An issue facing the rancher at calving time is the amount of time heifers or cows are allowed to be in labor before assistance is given. Formerly, traditional textbooks, fact sheets and magazine articles stated that “Stage II” of labor lasted from two to four hours.
“Stage II” is defined as that portion of the birthing process from the first appearance of the water bag until the baby calf is delivered. Research data from Oklahoma State University and the USDA Experiment Station at Miles City, MT clearly show that Stage II is much shorter, lasting approximately 60 minutes in first-calf heifers, and 30 minutes or less in mature cows.

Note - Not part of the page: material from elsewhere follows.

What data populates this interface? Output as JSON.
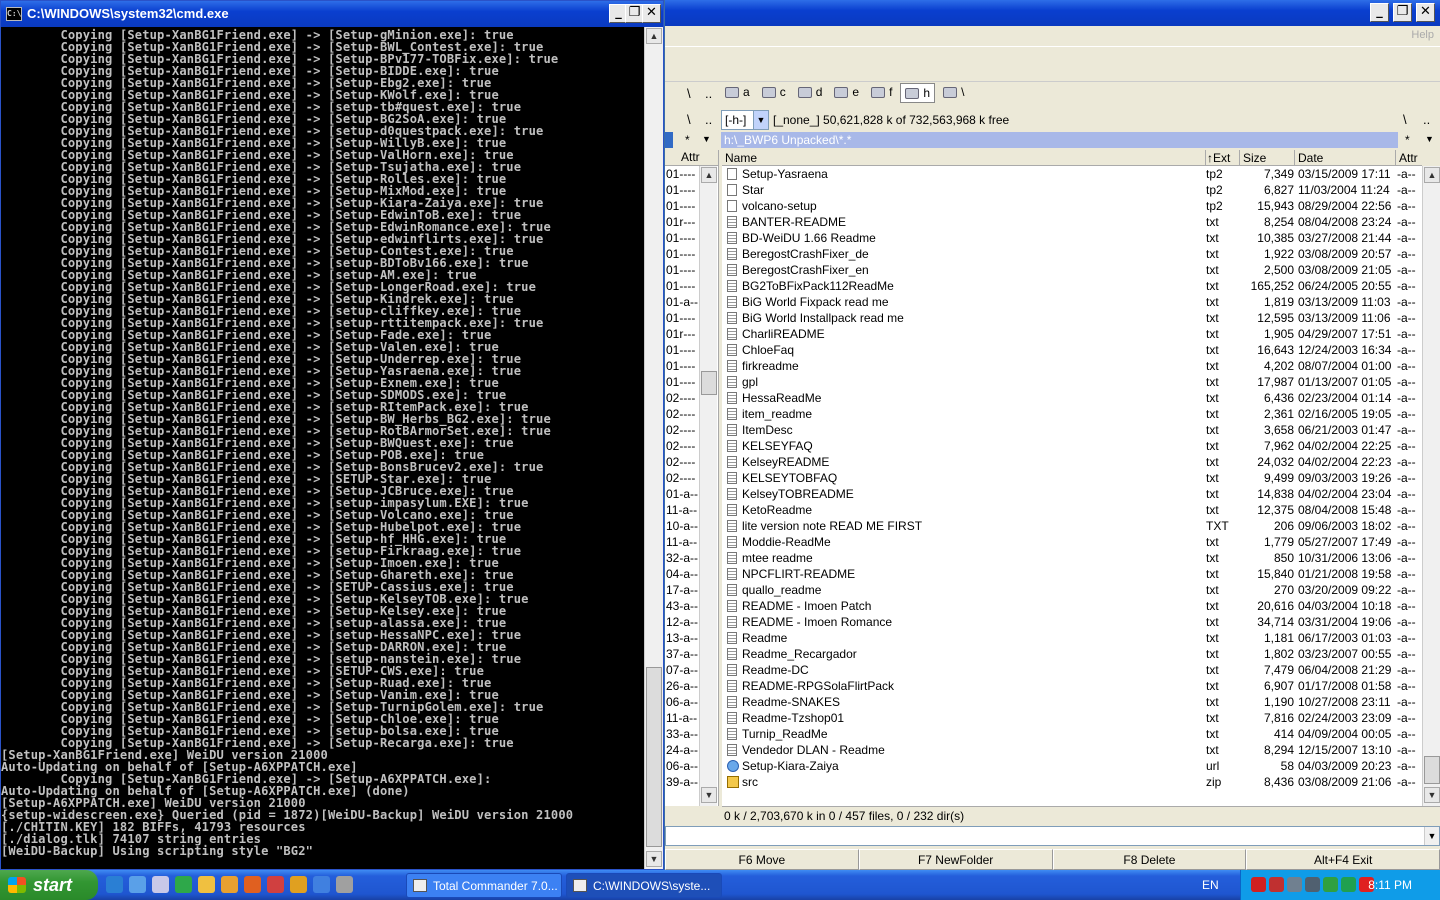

In these studies, heifers that were in stage II of labor much more than one hour or cows that were in stage II much more than 30 minutes definitely needed assistance. Research information also shows that calves from prolonged deliveries are weaker and more disease prone, even if born alive.
In addition, cows or heifers with prolonged deliveries return to heat later and are less likely to be bred for the next calf crop. Consequently, a good rule of thumb: “If the heifer is not making significant progress one hour after the water bag or feet appear, examine the heifer to see if you can provide assistance. Mature cows should be watched for only 30 minutes before a rectal exam is conducted.”

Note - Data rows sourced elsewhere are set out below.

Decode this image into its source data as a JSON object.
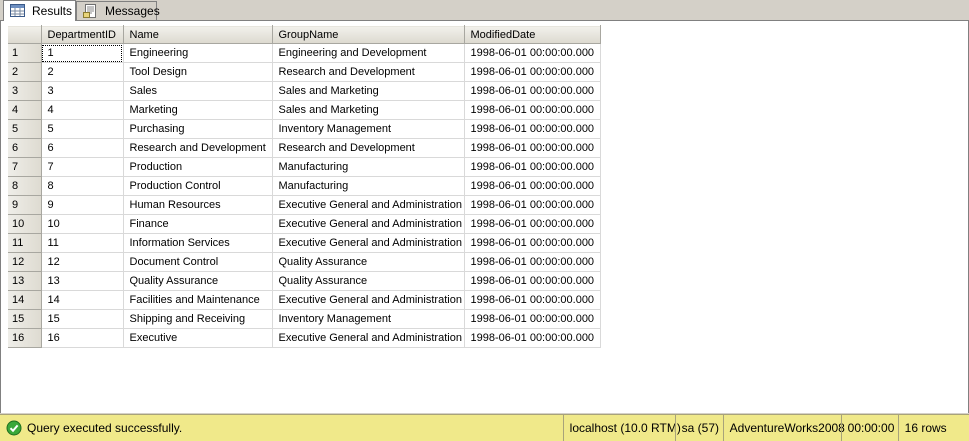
{
  "tabs": [
    {
      "label": "Results",
      "icon": "grid-results-icon",
      "active": true
    },
    {
      "label": "Messages",
      "icon": "messages-icon",
      "active": false
    }
  ],
  "grid": {
    "columns": [
      "DepartmentID",
      "Name",
      "GroupName",
      "ModifiedDate"
    ],
    "rows": [
      [
        "1",
        "1",
        "Engineering",
        "Engineering and Development",
        "1998-06-01 00:00:00.000"
      ],
      [
        "2",
        "2",
        "Tool Design",
        "Research and Development",
        "1998-06-01 00:00:00.000"
      ],
      [
        "3",
        "3",
        "Sales",
        "Sales and Marketing",
        "1998-06-01 00:00:00.000"
      ],
      [
        "4",
        "4",
        "Marketing",
        "Sales and Marketing",
        "1998-06-01 00:00:00.000"
      ],
      [
        "5",
        "5",
        "Purchasing",
        "Inventory Management",
        "1998-06-01 00:00:00.000"
      ],
      [
        "6",
        "6",
        "Research and Development",
        "Research and Development",
        "1998-06-01 00:00:00.000"
      ],
      [
        "7",
        "7",
        "Production",
        "Manufacturing",
        "1998-06-01 00:00:00.000"
      ],
      [
        "8",
        "8",
        "Production Control",
        "Manufacturing",
        "1998-06-01 00:00:00.000"
      ],
      [
        "9",
        "9",
        "Human Resources",
        "Executive General and Administration",
        "1998-06-01 00:00:00.000"
      ],
      [
        "10",
        "10",
        "Finance",
        "Executive General and Administration",
        "1998-06-01 00:00:00.000"
      ],
      [
        "11",
        "11",
        "Information Services",
        "Executive General and Administration",
        "1998-06-01 00:00:00.000"
      ],
      [
        "12",
        "12",
        "Document Control",
        "Quality Assurance",
        "1998-06-01 00:00:00.000"
      ],
      [
        "13",
        "13",
        "Quality Assurance",
        "Quality Assurance",
        "1998-06-01 00:00:00.000"
      ],
      [
        "14",
        "14",
        "Facilities and Maintenance",
        "Executive General and Administration",
        "1998-06-01 00:00:00.000"
      ],
      [
        "15",
        "15",
        "Shipping and Receiving",
        "Inventory Management",
        "1998-06-01 00:00:00.000"
      ],
      [
        "16",
        "16",
        "Executive",
        "Executive General and Administration",
        "1998-06-01 00:00:00.000"
      ]
    ]
  },
  "statusbar": {
    "icon": "success-check-icon",
    "message": "Query executed successfully.",
    "server": "localhost (10.0 RTM)",
    "user": "sa (57)",
    "database": "AdventureWorks2008",
    "elapsed": "00:00:00",
    "row_count": "16 rows",
    "color": "#f0e98a"
  }
}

Make certain the cervix is completely dilated before pulling on the chains. If you cannot safely deliver the calf yourself at this time, call your local large animal veterinarian immediately.
Most ranches develop heifers fully, and use calving-ease bulls to prevent calving difficulties. However, a few difficult births are going to occur each calving season. Giving assistance in a timely manner will save a few more calves, and result in healthier more productive 2-year old cows to rebreed next year. — Glenn Selk, Oklahoma State University Emeritus Extension animal scientist